Vitamin Consumer's Need States- Part 1, Prenatal
Prenatal vitamins are often recommended for women who are attempting to become pregnant or are already pregnant in order to support a healthy pregnancy. These vitamins are known to decrease birth defects such as brain and spinal cord deformations, as well as to provide nutrients that are more vital during a pregnancy than in normal lifestyles. Many women feel as though the nutrients that are provided through prenatal vitamins can be consumed in other ways, such as through a change in diet. Other women do not prefer to consume prenatal vitamins as they sometimes cause negative side effects such as nausea and constipation. As a result, women are focusing their efforts on obtaining the same vitamins found in prenatal vitamins through other means. Below you will find a breakdown of the purpose of prenatal vitamins, the things that make women want to take or not take these vitamins, as well as issues and alternatives to prenatal vitamins.
Prenatal vitamins are marketed to women across the globe as something that can help to decrease disorders and diseases in their babies. Prenatal vitamins are known to lower the risk for brain and spinal cord birth defects, especially ones that cause a baby's brain and skull to not completely form during pregnancy. Additionally, these vitamins are marketed to women that are trying to get pregnant, as something that they should take to help prevent diseases before pregnancy occurs and support a positive pregnancy.
Motivations and Trigger Points
For the most part, women tend to take prenatal vitamins as a form of "insurance" that both mother and child are receiving all nutrients that they need. During a pregnancy, women need more nutrients than they normally would, and often times do not have the correct diet to consume what they require on a daily basis. As a result, more women are turning to prenatal vitamins to supplement their diets during pregnancy. Women are also taking prenatal vitamins as they have been reported to boost the nutrients in breast milk, as well as helping to prevent postpartum mood swings. Additionally, more studies are showing that women who do not take prenatal vitamins two times the chance of birthing a child with autism compared with women who do take prenatal vitamins.
Studies are also showing that women that do not take prenatal vitamins are more likely to have children with some of the following birth defects:
Women are also more prone to preeclampsia and restricted fetal growth, prompting them to focus more on taking prenatal vitamins. Many women over 50 who are not having children are also reporting to be taking prenatal vitamins, as they believe that they will help nail and hair growth.
How Consumers Talk/Feel about Prenatal Vitamins
Although many women are taking prenatal vitamins for the reasons listed above, there are a growing number of women who feel as though prenatal vitamins are unnecessary.
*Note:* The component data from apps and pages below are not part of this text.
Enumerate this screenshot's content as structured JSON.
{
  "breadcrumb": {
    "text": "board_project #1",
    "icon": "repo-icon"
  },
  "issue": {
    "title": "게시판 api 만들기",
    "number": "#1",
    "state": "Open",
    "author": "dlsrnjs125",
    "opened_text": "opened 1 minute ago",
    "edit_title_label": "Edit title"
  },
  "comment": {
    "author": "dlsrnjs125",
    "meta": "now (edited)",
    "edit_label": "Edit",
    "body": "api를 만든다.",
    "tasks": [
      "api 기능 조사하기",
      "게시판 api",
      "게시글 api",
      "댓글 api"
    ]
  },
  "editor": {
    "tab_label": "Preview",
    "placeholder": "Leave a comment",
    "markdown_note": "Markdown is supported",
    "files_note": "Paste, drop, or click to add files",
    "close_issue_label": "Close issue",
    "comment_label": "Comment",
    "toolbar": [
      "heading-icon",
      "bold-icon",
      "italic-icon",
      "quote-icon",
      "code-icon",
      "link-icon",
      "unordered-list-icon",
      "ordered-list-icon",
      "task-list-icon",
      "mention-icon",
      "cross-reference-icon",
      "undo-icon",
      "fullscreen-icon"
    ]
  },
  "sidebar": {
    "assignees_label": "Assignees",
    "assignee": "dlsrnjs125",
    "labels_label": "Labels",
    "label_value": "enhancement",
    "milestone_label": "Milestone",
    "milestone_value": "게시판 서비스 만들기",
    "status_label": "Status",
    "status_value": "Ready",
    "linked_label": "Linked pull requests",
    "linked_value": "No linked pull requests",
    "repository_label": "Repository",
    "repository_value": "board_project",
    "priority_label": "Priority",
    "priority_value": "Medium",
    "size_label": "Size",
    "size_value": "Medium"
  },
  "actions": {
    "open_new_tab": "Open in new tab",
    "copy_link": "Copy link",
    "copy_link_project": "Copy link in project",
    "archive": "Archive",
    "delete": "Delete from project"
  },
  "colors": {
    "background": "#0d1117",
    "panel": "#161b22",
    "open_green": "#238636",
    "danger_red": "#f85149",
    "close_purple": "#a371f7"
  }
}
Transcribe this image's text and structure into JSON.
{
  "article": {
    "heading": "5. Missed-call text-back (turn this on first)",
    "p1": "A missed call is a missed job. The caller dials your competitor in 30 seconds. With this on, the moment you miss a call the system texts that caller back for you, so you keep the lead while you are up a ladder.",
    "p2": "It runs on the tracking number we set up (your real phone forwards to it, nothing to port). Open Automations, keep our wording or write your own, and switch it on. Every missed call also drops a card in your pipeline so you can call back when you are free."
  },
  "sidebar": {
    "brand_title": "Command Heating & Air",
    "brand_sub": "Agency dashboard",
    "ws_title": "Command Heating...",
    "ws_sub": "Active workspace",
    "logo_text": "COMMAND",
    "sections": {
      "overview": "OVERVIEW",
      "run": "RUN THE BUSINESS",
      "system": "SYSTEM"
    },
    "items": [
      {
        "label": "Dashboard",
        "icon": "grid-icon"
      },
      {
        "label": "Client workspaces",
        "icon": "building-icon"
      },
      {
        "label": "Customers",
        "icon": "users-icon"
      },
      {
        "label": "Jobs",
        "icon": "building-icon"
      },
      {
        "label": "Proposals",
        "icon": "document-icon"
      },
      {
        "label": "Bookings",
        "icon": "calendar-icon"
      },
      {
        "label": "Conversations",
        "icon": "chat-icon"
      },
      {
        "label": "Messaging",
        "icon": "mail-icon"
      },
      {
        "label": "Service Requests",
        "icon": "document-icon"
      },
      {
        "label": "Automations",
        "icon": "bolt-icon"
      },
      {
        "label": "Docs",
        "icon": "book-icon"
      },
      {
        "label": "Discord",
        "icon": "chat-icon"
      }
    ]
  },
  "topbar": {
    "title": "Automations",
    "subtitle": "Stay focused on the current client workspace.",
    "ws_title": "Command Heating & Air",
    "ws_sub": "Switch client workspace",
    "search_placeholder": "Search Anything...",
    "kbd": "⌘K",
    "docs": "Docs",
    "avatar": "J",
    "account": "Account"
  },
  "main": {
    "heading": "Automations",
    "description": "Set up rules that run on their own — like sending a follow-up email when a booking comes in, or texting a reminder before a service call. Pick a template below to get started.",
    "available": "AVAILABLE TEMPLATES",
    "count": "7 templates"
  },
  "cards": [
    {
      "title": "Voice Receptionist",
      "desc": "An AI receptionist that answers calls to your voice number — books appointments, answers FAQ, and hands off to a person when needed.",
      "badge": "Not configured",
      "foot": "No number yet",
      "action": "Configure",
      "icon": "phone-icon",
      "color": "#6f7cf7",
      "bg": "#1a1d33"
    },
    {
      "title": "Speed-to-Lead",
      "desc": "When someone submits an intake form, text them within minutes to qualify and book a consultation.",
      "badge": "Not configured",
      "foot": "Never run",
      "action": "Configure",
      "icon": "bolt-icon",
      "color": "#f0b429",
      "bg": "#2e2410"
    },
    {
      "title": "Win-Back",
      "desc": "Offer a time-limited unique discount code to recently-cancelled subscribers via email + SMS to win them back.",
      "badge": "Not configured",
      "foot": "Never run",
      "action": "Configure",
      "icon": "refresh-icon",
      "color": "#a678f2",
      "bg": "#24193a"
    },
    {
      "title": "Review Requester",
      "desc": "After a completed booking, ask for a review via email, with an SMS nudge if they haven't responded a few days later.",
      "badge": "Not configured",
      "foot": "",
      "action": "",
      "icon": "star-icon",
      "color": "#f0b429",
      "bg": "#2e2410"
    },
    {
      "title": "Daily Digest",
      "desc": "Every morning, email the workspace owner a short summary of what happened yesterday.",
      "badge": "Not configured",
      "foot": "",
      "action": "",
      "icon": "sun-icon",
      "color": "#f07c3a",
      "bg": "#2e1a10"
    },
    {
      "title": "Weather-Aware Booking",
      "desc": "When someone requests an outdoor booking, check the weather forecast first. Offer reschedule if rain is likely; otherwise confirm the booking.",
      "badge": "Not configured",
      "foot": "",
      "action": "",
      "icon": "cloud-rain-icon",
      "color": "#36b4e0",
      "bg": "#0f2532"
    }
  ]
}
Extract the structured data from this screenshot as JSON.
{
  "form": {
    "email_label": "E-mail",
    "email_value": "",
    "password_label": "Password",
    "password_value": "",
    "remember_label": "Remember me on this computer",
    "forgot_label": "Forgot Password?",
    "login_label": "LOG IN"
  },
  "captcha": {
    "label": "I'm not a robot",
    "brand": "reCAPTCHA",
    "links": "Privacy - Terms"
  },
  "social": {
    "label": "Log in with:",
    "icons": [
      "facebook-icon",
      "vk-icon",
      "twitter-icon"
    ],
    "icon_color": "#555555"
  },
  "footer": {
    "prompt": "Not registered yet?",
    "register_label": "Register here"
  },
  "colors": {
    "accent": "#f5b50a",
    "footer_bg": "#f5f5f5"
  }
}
For example, one woman wrote that, "Women have been giving birth much longer than prenatal vitamins have been available," and thus does not take them. Women who feel this way often resort to other methods of achieving optimal nutritional intake, such as changing their diets. Other women mention that prenatal vitamins may provide some additional supplementation, but lack in certain vitamins that they need more of, such as Vitamin D. Additionally, there have been complaints about how prenatal vitamins are large and difficult to swallow, and also have unpleasant tastes and side effects.
Some major barriers that prevent women from taking prenatal vitamins or cause women to intentionally not take them include the major health side effects. Many women report that prenatal vitamins cause them nausea or morning sickness, and thus will stop taking them. The most reported side effects of prenatal vitamins are constipation and diarrhea, but vomiting and headaches are commonly reported as well.
In addition to these side effects, there are many women reporting overdoses from taking these, even on a regular basis, resulting in stomach pain, blood in urine, and muscle/joint pain. One of the major vitamins in prenatal vitamins, folate, also causes issues for women such as sleep disturbances, depression, and zinc deficiency, further causing them to not want to continue taking them.
For women that do not want to take prenatal vitamins, many are reverting to a change in diet to compensate for vitamin deficiencies. Specifically, foods that are higher in saturated fats and pasture raised are the ones women are focusing on consuming in order to get the nutrients that would otherwise be supplied by prenatal vitamins. Prenatal vitamins are more so necessary whenever women are unwilling to compensate and change their habits while pregnant to ingest all necessary nutrients. The two most important vitamins contained in prenatal vitamins are folic acid and Vitamin D, which can easily be found in natural foods. Prenatal vitamins should not be used as a replacement for a quality diet or source for nutrients, but rather as a supplement to obtaining the total amount necessary for a healthy pregnancy.
Prenatal vitamins have been found to decrease birth defects and contribute towards a healthy pregnancy. However, many women are focusing their efforts on a more natural way of obtaining the same nutrients, specifically through diet alternations. Much of this is due to the fact that women are experiencing negative side effects when taking prenatal vitamins, such as constipation, headaches, and nausea. Women that are more prone to taking prenatal vitamins are often ones who do not have the time/energy to compensate through a specific diet, or who struggle to obtain enough of the specific vitamins provided through prenatal vitamins.